Researchers applied the 2001 update of the National Cholesterol Education Program (NCEP) Adult Treatment Panel (ATP III) guidelines for diagnosing and treating cholesterol disorders to a large group of perimenopausal women. "Perimenopausal" women are those who are approaching menopause, which may occur around age 55.
The ATP III guidelines recognize that women older than age 55 may have an increased risk for heart disease.
Derby and her co-workers wanted to evaluate the number of perimenopausal women who would qualify for treatment of cholesterol disorders now, before menopause, and later, as they age. They analyzed data from the ongoing Study of Women's Health Across the Nation (SWAN), a long-term investigation of women's health during the middle years of life.
"The idea was to look at where the women are now, in terms of risk factors, and then try to predict where they will be when they reach age 55," says Derby. "Just by virtue of aging - if no other risk factors change - these women will be bumped into a different risk category according to the NCEP III guidelines once they reach age 55."
For their analysis, researchers applied the NCEP "greater than age 55" criterion to 1,349 women ages 42 to 52. There were 653 whites, 424 African Americans, 98 Japanese, 90 Hispanics and 84 Chinese women. The evaluation considered the women's cholesterol values, blood pressure, body mass index (BMI, a measure of body size and obesity), and other factors affecting heart disease risk.
Most had normal blood pressure, and 80 percent were nonsmokers. BMI averaged 28.7, which made the women overweight as a group. In general, the women included in the analysis were "pretty healthy," Derby says. Overall, their cholesterol levels were within normal ranges.
The researchers estimated that according to the women's current risk factors, 19 percent of the Hispanics, 18 percent of the African Americans, 15 percent of the whites, 8 percent of the Japanese, and 5 percent of the Chinese women studied were eligible for lifestyle modification alone or combined with drug therapy to reduce cholesterol levels.

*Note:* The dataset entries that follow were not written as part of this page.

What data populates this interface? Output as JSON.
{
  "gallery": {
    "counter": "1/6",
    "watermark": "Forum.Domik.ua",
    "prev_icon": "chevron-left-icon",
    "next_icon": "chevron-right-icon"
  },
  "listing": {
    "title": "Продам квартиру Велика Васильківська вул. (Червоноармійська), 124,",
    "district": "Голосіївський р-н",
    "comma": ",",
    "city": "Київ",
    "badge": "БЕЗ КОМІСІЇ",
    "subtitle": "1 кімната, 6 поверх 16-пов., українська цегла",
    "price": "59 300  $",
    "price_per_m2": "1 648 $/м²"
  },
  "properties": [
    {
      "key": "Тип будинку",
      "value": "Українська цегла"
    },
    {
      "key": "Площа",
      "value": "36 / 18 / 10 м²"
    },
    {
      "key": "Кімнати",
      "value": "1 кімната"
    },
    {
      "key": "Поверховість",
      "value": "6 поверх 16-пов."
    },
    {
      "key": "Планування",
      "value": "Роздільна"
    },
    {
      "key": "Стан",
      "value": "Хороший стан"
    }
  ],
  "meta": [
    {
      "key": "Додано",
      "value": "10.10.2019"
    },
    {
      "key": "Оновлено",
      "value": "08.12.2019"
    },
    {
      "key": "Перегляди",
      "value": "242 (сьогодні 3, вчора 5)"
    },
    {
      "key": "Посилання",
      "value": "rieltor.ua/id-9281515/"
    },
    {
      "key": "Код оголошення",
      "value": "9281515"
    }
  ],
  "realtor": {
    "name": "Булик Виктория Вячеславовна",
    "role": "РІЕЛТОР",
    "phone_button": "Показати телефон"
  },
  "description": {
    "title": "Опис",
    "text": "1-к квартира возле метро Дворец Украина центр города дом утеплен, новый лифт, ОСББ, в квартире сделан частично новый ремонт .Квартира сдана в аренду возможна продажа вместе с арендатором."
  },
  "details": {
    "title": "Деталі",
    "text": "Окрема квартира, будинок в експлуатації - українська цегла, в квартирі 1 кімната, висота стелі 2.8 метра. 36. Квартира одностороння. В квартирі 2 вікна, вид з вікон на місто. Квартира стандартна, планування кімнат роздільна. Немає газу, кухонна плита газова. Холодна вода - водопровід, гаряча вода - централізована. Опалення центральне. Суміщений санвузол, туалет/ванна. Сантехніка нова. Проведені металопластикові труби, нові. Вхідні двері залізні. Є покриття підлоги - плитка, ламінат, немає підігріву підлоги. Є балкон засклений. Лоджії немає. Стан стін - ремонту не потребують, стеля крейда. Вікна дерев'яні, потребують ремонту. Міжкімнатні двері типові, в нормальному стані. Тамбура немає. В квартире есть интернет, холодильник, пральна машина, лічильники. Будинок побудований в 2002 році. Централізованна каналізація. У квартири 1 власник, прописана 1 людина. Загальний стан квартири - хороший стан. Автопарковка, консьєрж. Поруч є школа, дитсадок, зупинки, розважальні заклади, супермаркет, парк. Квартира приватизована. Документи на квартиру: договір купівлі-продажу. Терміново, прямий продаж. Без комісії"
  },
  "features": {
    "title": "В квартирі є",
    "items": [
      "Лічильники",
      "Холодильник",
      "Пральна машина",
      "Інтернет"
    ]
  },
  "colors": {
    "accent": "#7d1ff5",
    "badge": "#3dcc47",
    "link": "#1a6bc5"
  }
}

The estimated overall effect of adding the ATP III age criterion increased the proportion of women requiring lifestyle modification by 5 percent and the proportion requiring cholesterol-lowering drugs by 2 percent. The researchers projected that their risk for heart disease would shift so that almost 20 percent of them would become eligible for some form of cholesterol-lowering therapy after age 55. The magnitude of the shift was greatest among Hispanics (27 percent), African Americans (23 percent) and whites (19 percent), and lowest among Japanese (11 percent) and Chinese (8 percent) women. "If efforts to modify risk factors are not successful during the pre- and perimenopausal years, large numbers of women, particularly Black and Hispanic women, will rather abruptly require more aggressive treatment during their postmenopausal years," the researchers conclude. Cholesterol is not the only risk factor that women need to think about before reaching menopause, Derby says. Several heart disease risk factors begin to change near menopause, including blood pressure, BMI, and increased fat accumulation in the abdomen.
According to the American Heart Association, women can lower their risk of heart disease by making lifestyle changes such as improving their diet, increasing physical activity and not smoking.
"We don't know whether these changes are age related or hormonal," she says. "It's hard to separate those two issues. That's why the SWAN study is important. In the SWAN study, we're looking at hormonal changes and controlling for the effects of aging as we follow a cohort of women through the menopause transition in an effort to tease out these effects."